- In Europe, the Commission is trying to match the IRA through its proposed Net-Zero Industry Act providing at least €250 billion to clean-tech companies and bringing forward the target for doubling the EU’s installed solar capacity from 2030 to 2025. And the EU’s largest economy, Germany, for all of its short-term focus on coal and LNG, has increased its 2030 target for the renewable share in power generation from 65% to 80%.
- Meanwhile China, driven in part by the perceived need for greater energy self-sufficiency as tensions with the US continue to mount, last year set a target for the renewable share of renewable generation capacity equivalent to the total power generation of Japan, i.e. 1,000 terawatt-hours.
Against this backdrop a 13 February article in The Economist notes as follows:
…America’s and Europe’s vast spending packages [alone]…are…pretty momentous — sufficient, forecasters consulted by The Economist estimate, to accelerate the energy transition by five to ten years. The investment surge and tighter targets should create an enormous amount of renewable generation capacity. All told, the IEA expects global renewable energy capacity to rise by 2,400gw between 2022 and 2027, an amount equivalent to China’s entire installed power capacity today.
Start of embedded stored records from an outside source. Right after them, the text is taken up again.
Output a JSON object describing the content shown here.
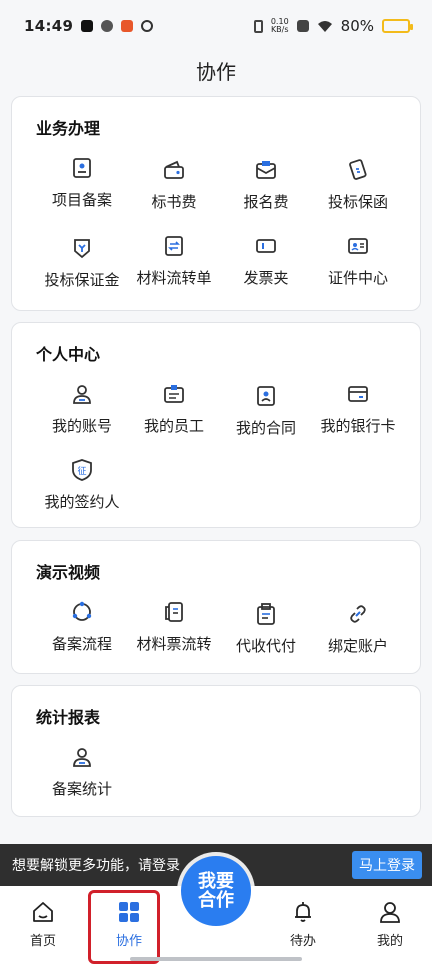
{
  "status_bar": {
    "time": "14:49",
    "network_speed_value": "0.10",
    "network_speed_unit": "KB/s",
    "battery": "80%"
  },
  "header": {
    "title": "协作"
  },
  "sections": [
    {
      "title": "业务办理",
      "items": [
        {
          "label": "项目备案",
          "icon": "project-record-icon"
        },
        {
          "label": "标书费",
          "icon": "wallet-icon"
        },
        {
          "label": "报名费",
          "icon": "envelope-icon"
        },
        {
          "label": "投标保函",
          "icon": "guarantee-icon"
        },
        {
          "label": "投标保证金",
          "icon": "deposit-icon"
        },
        {
          "label": "材料流转单",
          "icon": "transfer-doc-icon"
        },
        {
          "label": "发票夹",
          "icon": "ticket-icon"
        },
        {
          "label": "证件中心",
          "icon": "id-card-icon"
        }
      ]
    },
    {
      "title": "个人中心",
      "items": [
        {
          "label": "我的账号",
          "icon": "user-icon"
        },
        {
          "label": "我的员工",
          "icon": "badge-icon"
        },
        {
          "label": "我的合同",
          "icon": "contract-icon"
        },
        {
          "label": "我的银行卡",
          "icon": "bank-card-icon"
        },
        {
          "label": "我的签约人",
          "icon": "signer-shield-icon"
        }
      ]
    },
    {
      "title": "演示视频",
      "items": [
        {
          "label": "备案流程",
          "icon": "cycle-icon"
        },
        {
          "label": "材料票流转",
          "icon": "document-flow-icon"
        },
        {
          "label": "代收代付",
          "icon": "clipboard-icon"
        },
        {
          "label": "绑定账户",
          "icon": "link-icon"
        }
      ]
    },
    {
      "title": "统计报表",
      "items": [
        {
          "label": "备案统计",
          "icon": "user-icon"
        }
      ]
    }
  ],
  "shield_glyph": "征",
  "login_banner": {
    "text": "想要解锁更多功能，请登录",
    "button": "马上登录"
  },
  "center_button": {
    "line1": "我要",
    "line2": "合作"
  },
  "tabs": [
    {
      "label": "首页"
    },
    {
      "label": "协作"
    },
    {
      "label": "待办"
    },
    {
      "label": "我的"
    }
  ],
  "colors": {
    "accent": "#2b6fe0",
    "highlight": "#d1202a",
    "banner_bg": "#2f2f2f"
  }
}
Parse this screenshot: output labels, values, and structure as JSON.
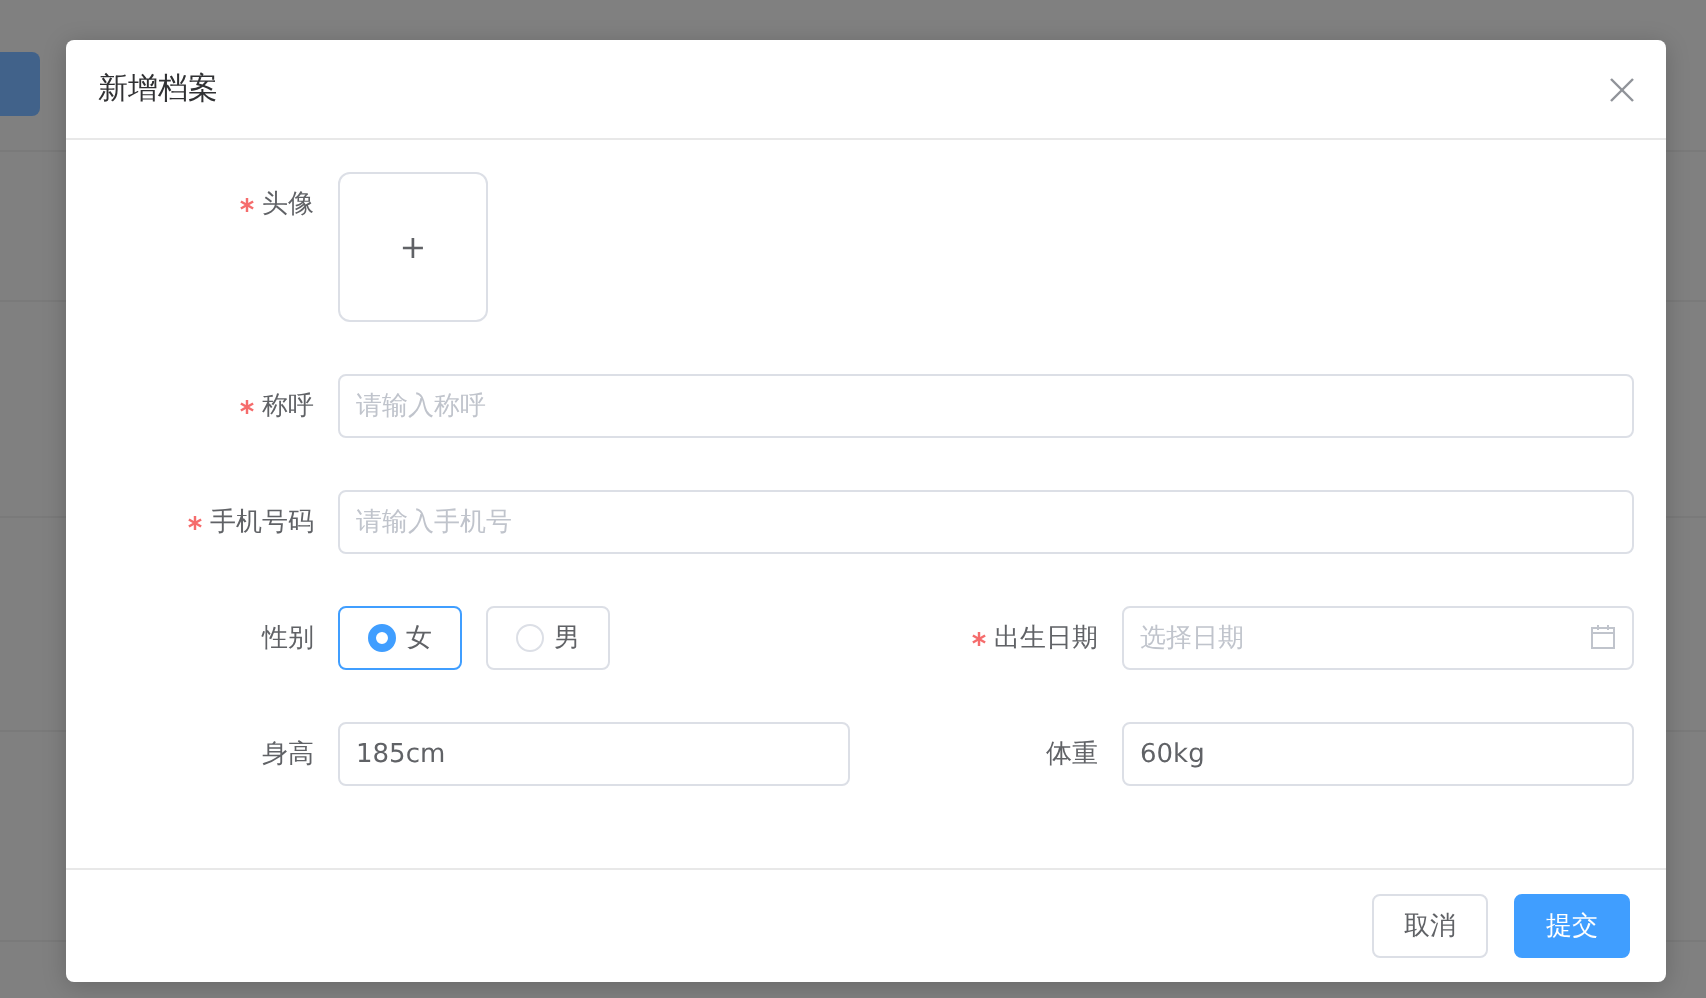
{
  "dialog": {
    "title": "新增档案",
    "rows": [
      {
        "fields": [
          {
            "kind": "upload",
            "label": "头像",
            "required": true,
            "button": "+"
          }
        ]
      },
      {
        "fields": [
          {
            "kind": "text",
            "label": "称呼",
            "required": true,
            "placeholder": "请输入称呼"
          }
        ]
      },
      {
        "fields": [
          {
            "kind": "text",
            "label": "手机号码",
            "required": true,
            "placeholder": "请输入手机号"
          }
        ]
      },
      {
        "fields": [
          {
            "kind": "radio",
            "label": "性别",
            "required": false,
            "options": [
              {
                "label": "女",
                "selected": true
              },
              {
                "label": "男",
                "selected": false
              }
            ]
          },
          {
            "kind": "date",
            "label": "出生日期",
            "required": true,
            "placeholder": "选择日期"
          }
        ]
      },
      {
        "fields": [
          {
            "kind": "text",
            "label": "身高",
            "required": false,
            "value": "185cm"
          },
          {
            "kind": "text",
            "label": "体重",
            "required": false,
            "value": "60kg"
          }
        ]
      }
    ],
    "buttons": [
      {
        "label": "取消",
        "primary": false
      },
      {
        "label": "提交",
        "primary": true
      }
    ]
  }
}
That is almost 30% higher than the agency’s forecast in 2021.… Renewables are set to account for 90% of the increase in global generation capacity over the period.
Put all this together and one can see ‘method’ in Mr Looney’s ‘madness’. On the one hand, exacerbated by the war in Ukraine, he is under pressure — from governments and shareholders alike — to (in his words) “invest in today’s energy system”. On the other — and in common with BP’s peers — he runs the risk of falling behind the transition curve which has steepened sharply thanks to that same war. Only time will tell if Mr Looney has, this time, tuned into the ‘vibe’ to the point of getting the balance ‘right’ and being able to take investors with him. Nevertheless, if The Economist is correct, we should not be waiting long to find out.